Our intrepid bandmates—Josephine (Julia Dunne), Jordy (Philip Goodridge), Billy (Steve Maloney) and their van driver Shiela (Vicki Harnett)—meet the jovial Princess Hiya (Melanie O’Brien) who drags them on a quest to find a magical McGuffin egg that had a mystical sounding name and maybe a purpose, but my brain has let those details slip. Doesn’t matter anyway.
Along for this journey is a dumb yet pretty warrior/soldier/guard guy named Roguish Nick Castley (Liam Lynch), who is, yes, a play on Rick Astley and that does, uh, pay-off. (Yay for us!) Representing the Ethunians, we have Prince Farid (Powell Nobert), engaged to be married to Princess Hiya to bring about peace between their two lands. But it’s all a ruse by his mother, Queen Keerthi (Nicole Underhay) who has nefarious pantomime villain plans.
Steve Cochrane’s book is a mash of generic, cartoonish riffs on gothic fantasy tropes. There’s a quest and mystical items and a beast and a dragon and pirates and all manner of whimsical woo-woo held together with a cheeky self-awareness. The performers are having a good enough time stumbling through it. If you abandon any hope for plot, competent mise en scène, internal consistency or thematic heft; you might find yourself on-board. I was bewildered, rolling my eyes and cringing, sure; but after the first hour, it’s like my critical faculties had been numbed into submission.
This is all vibes, folks. Featuring iconic, beloved songs from The Irish Rovers, it has a grounded and stirring musicality. The underdeveloped story and its hokey lore has promise, might even have sort of worked in a messy and meandering way had there been some consistent and compelling theatricality in Jason Byrne’s direction.
The actors just kind of hang out at the sides of the stage whenever not actively participating. And during actual scenes, there is a muddled quality to the staging that makes it hard to feel the reality of any given moment. The communal atmosphere intentional and they’re going for a sense of dress-up and horseplay, but it isn’t well executed enough to transcend the crude and crafty aesthetic.
You can have cardboard cut-out props and hackneyed costumes, but you need tight and stylish maneuvering to sell that sort of playful artifice. This is all too vague, unfocused and sprawling to properly capture the imagination. The talent and charms of all concerned are squandered here.
That said, I did have a good time. The songs are great.
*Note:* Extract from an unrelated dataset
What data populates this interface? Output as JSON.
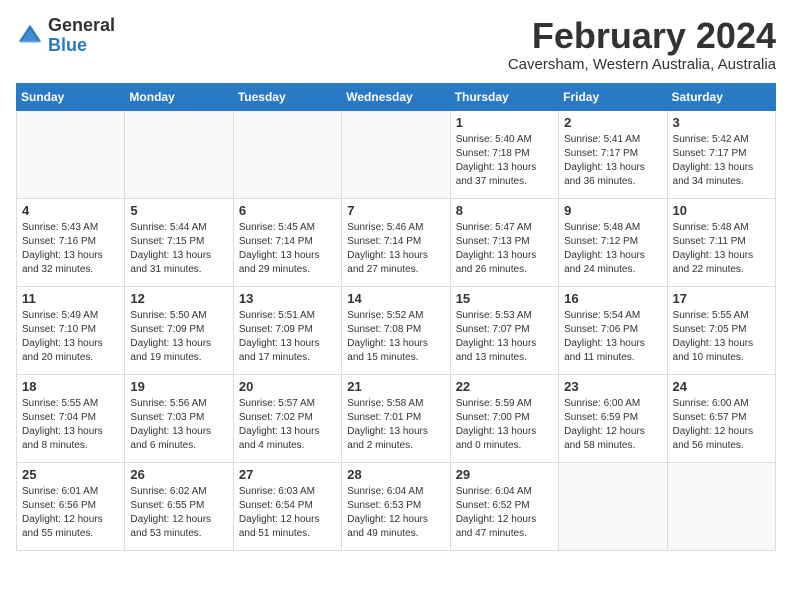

And all of the performers have their moments. Highlights for me included some rather beautiful group puppetry during “The Unicorn” number and a truly hilarious, rambling bit of internal monologue nonsense by Lynch’s Roguish.